▸ Task to complete
The answer must consist of every line from the data that holds "JSON".

▸ Dataset records

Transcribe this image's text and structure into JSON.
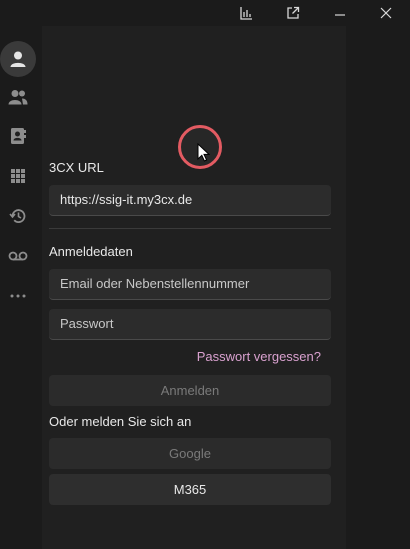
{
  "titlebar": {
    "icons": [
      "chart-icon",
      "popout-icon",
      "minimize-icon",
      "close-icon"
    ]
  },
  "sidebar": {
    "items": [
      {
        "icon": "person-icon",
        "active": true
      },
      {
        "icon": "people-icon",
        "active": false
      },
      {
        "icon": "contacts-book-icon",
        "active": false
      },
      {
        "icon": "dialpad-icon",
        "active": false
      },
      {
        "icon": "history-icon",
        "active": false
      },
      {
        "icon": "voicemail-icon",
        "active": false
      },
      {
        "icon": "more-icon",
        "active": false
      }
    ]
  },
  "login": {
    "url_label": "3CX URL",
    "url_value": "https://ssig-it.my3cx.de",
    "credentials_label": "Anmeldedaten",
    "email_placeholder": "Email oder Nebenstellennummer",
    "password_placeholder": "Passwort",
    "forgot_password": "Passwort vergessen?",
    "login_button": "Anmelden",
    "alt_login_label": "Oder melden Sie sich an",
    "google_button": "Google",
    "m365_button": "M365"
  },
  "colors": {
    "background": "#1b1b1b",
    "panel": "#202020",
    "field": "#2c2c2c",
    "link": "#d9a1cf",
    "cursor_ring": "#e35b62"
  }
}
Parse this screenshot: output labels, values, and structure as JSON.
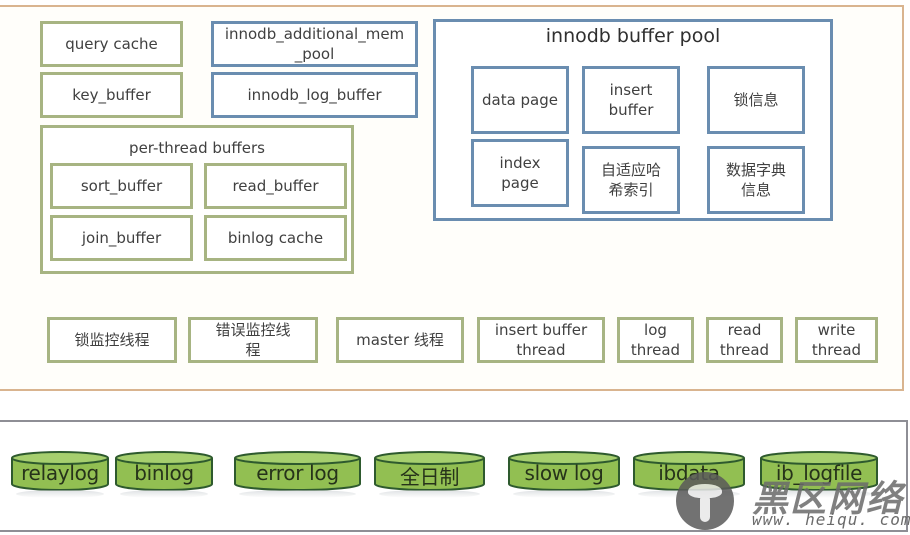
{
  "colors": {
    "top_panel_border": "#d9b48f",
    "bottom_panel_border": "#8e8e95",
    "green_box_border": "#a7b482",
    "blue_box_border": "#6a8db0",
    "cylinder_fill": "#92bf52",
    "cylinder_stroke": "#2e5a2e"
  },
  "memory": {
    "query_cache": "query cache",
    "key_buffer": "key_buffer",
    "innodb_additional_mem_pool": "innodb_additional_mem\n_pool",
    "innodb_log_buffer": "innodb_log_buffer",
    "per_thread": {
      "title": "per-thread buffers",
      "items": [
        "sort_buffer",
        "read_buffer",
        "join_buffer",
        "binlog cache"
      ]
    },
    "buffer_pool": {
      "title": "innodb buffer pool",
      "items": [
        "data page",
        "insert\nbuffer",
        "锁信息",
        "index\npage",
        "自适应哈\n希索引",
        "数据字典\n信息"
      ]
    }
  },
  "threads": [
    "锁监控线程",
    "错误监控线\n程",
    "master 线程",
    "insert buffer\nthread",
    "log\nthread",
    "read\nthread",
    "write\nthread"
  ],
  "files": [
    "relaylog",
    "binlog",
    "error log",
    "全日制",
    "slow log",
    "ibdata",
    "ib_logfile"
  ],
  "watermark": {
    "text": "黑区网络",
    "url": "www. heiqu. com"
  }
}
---
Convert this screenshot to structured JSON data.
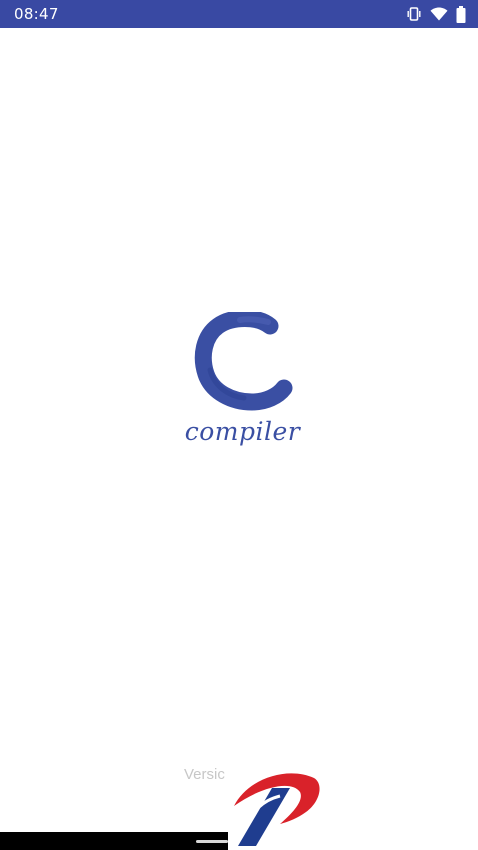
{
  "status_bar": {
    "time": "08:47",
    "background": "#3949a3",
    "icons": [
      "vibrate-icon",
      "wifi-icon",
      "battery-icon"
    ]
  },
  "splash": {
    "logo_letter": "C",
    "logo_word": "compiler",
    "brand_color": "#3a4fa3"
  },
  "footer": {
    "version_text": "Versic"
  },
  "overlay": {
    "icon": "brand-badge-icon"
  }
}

▸ Answer to the problem
Transcribe this image's text and structure into JSON.
Parse this screenshot: output labels, values, and structure as JSON.
Convert this screenshot to structured JSON data.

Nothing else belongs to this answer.